Chinese steel mills told to step up safety checks after 17 killed by gas leaks
Firms also asked to provide emergency rescue training to workers, strengthen management and shut down outdated equipment
China’s safety bureau on Tuesday urged steel mills to step up supervision and safety checks after 17 people were killed over the past week in two separate incidents related to gas leaks.
Companies and local authorities should particularly improve supervision during maintenance, and gas storage and transport, the State Administration of Work Safety said in a statement on its website.
“Many unfavourable factors including increasing maintenance and extreme weather can easily cause production safety accidents,” it said.
Steel mills were also requested to provide emergency rescue training to workers, strengthen on-site management and shut down outdated equipment.
Company officials would be held responsible and production suspended if mills failed to strengthen safety measures, the bureau said.

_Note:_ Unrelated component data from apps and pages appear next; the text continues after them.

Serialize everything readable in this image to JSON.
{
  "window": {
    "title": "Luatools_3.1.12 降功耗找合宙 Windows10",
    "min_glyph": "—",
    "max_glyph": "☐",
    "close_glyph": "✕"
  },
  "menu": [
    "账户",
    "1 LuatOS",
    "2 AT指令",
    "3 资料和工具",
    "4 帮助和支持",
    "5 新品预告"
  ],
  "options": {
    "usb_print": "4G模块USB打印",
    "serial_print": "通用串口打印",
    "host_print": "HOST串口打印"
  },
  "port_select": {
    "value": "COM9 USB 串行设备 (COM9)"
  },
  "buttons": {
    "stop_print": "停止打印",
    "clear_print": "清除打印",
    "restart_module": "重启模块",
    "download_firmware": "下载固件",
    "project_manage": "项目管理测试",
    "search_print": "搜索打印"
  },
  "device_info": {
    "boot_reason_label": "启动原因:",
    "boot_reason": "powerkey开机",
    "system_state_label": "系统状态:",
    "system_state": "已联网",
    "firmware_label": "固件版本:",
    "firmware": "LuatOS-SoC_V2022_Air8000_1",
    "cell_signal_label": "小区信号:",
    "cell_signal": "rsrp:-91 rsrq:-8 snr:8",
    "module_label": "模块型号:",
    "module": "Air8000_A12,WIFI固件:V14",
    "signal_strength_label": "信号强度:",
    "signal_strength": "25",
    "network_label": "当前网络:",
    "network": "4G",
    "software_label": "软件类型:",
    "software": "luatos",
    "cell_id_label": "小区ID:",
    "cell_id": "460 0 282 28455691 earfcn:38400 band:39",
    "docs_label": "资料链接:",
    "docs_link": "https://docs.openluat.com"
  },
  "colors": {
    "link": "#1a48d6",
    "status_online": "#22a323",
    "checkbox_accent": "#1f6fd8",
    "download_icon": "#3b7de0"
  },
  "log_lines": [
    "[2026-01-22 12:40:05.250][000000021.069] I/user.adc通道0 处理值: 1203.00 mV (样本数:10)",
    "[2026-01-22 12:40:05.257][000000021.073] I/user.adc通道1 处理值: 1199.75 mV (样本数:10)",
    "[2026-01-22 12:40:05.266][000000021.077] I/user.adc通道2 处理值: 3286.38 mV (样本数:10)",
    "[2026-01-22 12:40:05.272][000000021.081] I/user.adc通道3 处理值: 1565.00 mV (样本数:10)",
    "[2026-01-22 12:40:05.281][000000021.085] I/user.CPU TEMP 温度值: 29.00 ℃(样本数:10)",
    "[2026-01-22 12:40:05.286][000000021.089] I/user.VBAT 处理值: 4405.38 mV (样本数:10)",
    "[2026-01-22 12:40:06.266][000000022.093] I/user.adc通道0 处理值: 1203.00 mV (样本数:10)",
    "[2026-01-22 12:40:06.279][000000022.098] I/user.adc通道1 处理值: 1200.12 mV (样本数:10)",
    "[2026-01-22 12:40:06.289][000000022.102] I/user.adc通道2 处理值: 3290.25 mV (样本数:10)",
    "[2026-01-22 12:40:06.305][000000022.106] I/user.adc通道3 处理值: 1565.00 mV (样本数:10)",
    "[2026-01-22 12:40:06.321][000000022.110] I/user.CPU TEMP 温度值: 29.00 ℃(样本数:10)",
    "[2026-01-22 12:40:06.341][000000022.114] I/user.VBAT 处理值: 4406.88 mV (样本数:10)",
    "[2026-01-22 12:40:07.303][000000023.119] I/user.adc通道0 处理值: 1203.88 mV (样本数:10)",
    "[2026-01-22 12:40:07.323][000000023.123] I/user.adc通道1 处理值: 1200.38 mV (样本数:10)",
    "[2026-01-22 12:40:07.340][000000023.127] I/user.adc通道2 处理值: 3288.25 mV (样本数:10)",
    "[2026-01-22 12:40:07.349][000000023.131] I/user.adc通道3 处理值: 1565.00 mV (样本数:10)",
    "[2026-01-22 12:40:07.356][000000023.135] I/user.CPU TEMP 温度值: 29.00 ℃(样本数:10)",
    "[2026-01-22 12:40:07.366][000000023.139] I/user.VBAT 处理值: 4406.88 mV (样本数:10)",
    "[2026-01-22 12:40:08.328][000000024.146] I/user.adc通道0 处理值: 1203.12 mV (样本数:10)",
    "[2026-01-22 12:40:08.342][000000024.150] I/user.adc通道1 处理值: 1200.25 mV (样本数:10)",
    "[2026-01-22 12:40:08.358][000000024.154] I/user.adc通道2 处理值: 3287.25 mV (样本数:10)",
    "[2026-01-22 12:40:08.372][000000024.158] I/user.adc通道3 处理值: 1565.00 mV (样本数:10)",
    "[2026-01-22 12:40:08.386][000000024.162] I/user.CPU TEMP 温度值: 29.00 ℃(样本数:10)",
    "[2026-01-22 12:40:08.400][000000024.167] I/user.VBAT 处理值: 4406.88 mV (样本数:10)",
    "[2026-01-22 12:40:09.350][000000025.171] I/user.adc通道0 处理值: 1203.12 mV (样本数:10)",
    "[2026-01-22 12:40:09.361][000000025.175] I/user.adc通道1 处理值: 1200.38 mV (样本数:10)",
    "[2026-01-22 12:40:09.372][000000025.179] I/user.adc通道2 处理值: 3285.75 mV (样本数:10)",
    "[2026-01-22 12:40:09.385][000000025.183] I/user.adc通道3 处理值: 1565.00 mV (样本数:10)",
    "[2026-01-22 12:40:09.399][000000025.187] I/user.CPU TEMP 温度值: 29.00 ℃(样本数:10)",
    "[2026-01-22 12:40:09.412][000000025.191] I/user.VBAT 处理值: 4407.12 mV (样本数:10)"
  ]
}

Nine people died and two were injured on January 31 after a gas leak at a boiler at Shuicheng Steel, a unit of state-owned Shougang Group, in southern China’s Guizhou province.
Shuicheng Steel had not conducted routine examinations of facilities and had failed to create safe working conditions before carrying out maintenance at the boiler, the bureau said.
Workers did not take any precautionary measures, while two supervisors did not arrange immediate evacuation after the accident, it said.
A further eight people died and 10 were injured in a gas leak incident at SGIS Songshan Steel Plant in Guangdong province on Monday.
The incident was still being investigated, the bureau said.
China has made considerable progress in improving industrial safety, but scores of people are still killed every year in the country’s factories, coal mines and transport networks.
In 2015, an explosion traced to improperly stored chemicals killed at least 173 people in the port city of Tianjin, about an hour east of Beijing.
More recently, 10 people were killed on December 9 in an explosion at a biotech company workshop in the city of Lianyungang, eastern China’s Jiangsu province.